Serving Mercer, Ocean, Monmouth, Middlesex County
A homeowner in Forked River, NJ, was hearing wildlife noises in his attic in the early morning and well as right before dark. These times reflect the typical activity of eastern grey squirrels. Squirrels are more active during the day than at night. If you hear wildlife noises during the day, it’s a good chance that you are dealing with a squirrel infestation since, from my experience at least, squirrels are the most common attic invaders. If you hear sounds at night, you are likely dealing with a nocturnal animal such as a raccoon. Squirrels are considered crepuscular animals, meaning that their peak activity times are about two hours after sunrise (dawn) and two to five hours before sunset (dusk) — just about the time that the homeowner was hearing sting noises emanating from above. This behavior allows them to minimize their exposure to the highest temperatures of the day.
We entered the attic for our inspection. The aftermath of a wildlife infestation can be devastating just from damage to insulation and stored items from their urine and fecal deposits. The damage here was far beyond what we normally encounter. It was evident that this infestation was left untreated for years. The entire attic was blanketed by waste from one side to the other. We observed both squirrel droppings and flying squirrel droppings. Sadly, this family’s sentimental belongings that were being stored in the attic were ruined.
Given the condition of the attic, we expected to find numerous entry points around the roof, fascia, and soffits. To our surprise, there were no gaping, obvious entry points. We taped various potential areas to determine if they were the routes being used by the squirrels. There was absolutely no sign of activity at these possible entry points. Since they weren’t entering from up above, we moved our inspection to ground level. As we were inspecting the perimeter of the home, we found pieces of insulation at the bottom of a plumbing stack (vent pipe) on the side of the home. (if you’re curious, a plumbing stack is a crucial part of a home’s drain system. It allows air into the drain line so water can flow freely and allows sewer gases to vent away from the living areas of the home so that your home does not stink like an outhouse). Squirrels were using this piping that, as you can see in one of the photos, terminated in the attic in order to gain access inside the home (often these pipes extend out through the roof). Usually, squirrels, as arboreal animals, access attics from somewhere around the roof, accessing the roof, such as from an overhanging tree branch or some overhead wiring or cables. It is highly unusual to find a squirrels’ point of entry at ground level. But as happened here, it can and does happen!
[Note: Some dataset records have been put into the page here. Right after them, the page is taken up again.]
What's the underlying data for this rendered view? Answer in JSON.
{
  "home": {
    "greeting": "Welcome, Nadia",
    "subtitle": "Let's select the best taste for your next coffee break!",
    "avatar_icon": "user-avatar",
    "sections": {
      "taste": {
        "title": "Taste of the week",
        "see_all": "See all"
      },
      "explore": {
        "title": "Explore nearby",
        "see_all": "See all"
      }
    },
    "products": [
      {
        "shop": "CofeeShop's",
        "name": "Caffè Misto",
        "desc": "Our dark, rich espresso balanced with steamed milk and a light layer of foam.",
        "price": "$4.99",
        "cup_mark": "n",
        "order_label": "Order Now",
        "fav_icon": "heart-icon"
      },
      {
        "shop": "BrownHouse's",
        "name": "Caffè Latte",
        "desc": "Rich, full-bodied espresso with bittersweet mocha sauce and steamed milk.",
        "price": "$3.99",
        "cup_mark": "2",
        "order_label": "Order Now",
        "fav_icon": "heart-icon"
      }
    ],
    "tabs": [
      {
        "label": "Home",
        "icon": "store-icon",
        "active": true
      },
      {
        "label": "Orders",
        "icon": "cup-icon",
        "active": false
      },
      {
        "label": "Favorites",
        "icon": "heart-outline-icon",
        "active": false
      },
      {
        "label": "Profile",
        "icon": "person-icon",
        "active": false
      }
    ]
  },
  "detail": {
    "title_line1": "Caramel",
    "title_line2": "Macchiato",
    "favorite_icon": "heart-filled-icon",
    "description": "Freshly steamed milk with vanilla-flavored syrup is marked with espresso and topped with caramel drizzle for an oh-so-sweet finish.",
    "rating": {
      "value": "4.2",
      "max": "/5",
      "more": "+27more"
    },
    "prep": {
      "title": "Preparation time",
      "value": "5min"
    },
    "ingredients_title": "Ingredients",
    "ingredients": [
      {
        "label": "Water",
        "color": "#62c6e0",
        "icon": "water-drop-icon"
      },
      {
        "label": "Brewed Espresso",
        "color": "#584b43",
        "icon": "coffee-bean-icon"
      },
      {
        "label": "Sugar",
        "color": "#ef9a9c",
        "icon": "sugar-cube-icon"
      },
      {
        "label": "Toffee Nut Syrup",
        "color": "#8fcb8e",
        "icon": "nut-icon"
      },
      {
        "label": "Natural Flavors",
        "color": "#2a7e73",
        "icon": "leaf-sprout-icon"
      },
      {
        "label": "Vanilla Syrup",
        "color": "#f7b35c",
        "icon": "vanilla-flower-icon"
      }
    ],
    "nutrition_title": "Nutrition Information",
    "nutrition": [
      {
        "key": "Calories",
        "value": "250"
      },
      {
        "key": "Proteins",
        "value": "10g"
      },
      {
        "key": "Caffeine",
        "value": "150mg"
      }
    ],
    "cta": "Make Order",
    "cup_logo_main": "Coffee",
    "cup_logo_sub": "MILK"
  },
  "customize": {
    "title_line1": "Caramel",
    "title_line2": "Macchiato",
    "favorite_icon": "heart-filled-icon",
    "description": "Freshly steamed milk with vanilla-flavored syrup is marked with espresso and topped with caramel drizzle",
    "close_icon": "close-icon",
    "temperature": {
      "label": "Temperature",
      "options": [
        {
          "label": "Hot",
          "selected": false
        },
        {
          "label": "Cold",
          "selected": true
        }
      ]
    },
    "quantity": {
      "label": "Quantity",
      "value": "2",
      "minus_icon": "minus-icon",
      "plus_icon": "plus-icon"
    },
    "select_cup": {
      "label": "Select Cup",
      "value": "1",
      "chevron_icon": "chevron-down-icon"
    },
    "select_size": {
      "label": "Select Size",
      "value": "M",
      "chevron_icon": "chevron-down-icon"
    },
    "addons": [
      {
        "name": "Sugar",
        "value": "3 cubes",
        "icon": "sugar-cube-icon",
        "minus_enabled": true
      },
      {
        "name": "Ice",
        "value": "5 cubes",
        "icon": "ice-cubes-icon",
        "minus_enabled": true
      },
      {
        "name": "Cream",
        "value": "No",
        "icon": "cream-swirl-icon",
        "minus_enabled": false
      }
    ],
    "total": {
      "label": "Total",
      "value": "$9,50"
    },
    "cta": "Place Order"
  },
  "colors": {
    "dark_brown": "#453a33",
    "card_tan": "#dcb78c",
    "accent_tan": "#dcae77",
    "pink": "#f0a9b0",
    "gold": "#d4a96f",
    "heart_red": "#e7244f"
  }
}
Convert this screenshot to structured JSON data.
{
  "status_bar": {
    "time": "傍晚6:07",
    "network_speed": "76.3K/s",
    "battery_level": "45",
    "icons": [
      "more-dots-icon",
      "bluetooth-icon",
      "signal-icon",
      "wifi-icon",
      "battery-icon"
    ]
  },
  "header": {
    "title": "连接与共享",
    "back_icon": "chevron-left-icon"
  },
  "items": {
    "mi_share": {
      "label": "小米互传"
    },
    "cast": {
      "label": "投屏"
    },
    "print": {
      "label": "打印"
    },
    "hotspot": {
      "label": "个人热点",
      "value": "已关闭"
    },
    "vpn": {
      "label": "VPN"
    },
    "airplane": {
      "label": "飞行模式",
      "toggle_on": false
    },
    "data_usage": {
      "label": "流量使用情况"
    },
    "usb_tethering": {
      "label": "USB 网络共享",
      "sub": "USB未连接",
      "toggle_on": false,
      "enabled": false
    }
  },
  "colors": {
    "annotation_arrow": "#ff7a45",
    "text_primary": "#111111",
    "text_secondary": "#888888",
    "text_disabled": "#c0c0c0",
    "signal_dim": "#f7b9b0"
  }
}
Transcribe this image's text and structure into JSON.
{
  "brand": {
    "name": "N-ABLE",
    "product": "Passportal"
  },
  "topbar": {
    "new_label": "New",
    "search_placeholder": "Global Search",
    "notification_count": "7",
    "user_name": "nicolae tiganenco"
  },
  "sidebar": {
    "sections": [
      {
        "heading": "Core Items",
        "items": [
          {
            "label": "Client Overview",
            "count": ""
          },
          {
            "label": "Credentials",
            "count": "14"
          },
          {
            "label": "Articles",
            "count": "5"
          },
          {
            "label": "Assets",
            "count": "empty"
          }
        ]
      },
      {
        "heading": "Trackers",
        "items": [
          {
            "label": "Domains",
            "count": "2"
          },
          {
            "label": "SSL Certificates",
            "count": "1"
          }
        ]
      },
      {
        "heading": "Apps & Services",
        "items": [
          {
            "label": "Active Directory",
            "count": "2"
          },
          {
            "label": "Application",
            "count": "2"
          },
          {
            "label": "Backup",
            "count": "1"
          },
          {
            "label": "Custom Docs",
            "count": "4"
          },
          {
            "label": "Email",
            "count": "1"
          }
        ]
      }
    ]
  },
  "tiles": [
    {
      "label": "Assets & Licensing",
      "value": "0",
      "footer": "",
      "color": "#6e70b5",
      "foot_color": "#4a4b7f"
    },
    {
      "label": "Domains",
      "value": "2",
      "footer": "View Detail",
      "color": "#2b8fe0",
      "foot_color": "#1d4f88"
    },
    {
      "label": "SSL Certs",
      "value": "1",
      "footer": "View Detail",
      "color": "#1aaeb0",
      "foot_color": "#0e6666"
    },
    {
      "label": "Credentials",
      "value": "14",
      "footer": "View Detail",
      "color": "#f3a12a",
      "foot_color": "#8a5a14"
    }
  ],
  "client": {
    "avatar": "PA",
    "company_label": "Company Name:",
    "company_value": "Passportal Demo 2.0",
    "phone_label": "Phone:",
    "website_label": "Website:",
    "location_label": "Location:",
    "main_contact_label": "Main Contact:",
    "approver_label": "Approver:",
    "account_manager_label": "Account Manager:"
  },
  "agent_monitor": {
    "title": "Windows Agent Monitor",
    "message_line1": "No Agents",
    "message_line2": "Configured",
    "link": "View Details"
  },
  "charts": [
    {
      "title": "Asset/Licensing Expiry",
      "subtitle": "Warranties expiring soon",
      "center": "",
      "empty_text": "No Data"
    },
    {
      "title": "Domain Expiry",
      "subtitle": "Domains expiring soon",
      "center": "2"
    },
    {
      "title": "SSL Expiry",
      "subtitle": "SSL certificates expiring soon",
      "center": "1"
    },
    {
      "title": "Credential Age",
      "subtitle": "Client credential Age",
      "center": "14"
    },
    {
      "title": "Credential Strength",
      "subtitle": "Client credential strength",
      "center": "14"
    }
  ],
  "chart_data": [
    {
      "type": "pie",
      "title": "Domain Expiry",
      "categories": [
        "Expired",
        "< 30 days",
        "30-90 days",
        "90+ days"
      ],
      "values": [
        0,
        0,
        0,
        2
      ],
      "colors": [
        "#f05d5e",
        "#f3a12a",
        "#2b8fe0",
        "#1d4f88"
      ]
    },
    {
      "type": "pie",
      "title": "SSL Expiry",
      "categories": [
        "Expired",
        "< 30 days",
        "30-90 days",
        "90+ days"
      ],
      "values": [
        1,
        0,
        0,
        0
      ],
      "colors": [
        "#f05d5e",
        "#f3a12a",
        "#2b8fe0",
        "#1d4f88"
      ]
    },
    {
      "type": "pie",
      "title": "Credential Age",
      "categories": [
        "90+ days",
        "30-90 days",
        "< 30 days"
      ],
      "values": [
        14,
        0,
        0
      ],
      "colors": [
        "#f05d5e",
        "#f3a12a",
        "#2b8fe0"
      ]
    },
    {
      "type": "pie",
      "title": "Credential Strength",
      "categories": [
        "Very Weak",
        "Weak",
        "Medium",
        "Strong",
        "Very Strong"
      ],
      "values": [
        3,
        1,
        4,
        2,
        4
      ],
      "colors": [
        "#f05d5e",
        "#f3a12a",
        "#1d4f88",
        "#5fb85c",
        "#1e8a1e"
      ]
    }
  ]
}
We solved a wildlife mystery for a homeowner that, unfortunately, had been going on for years.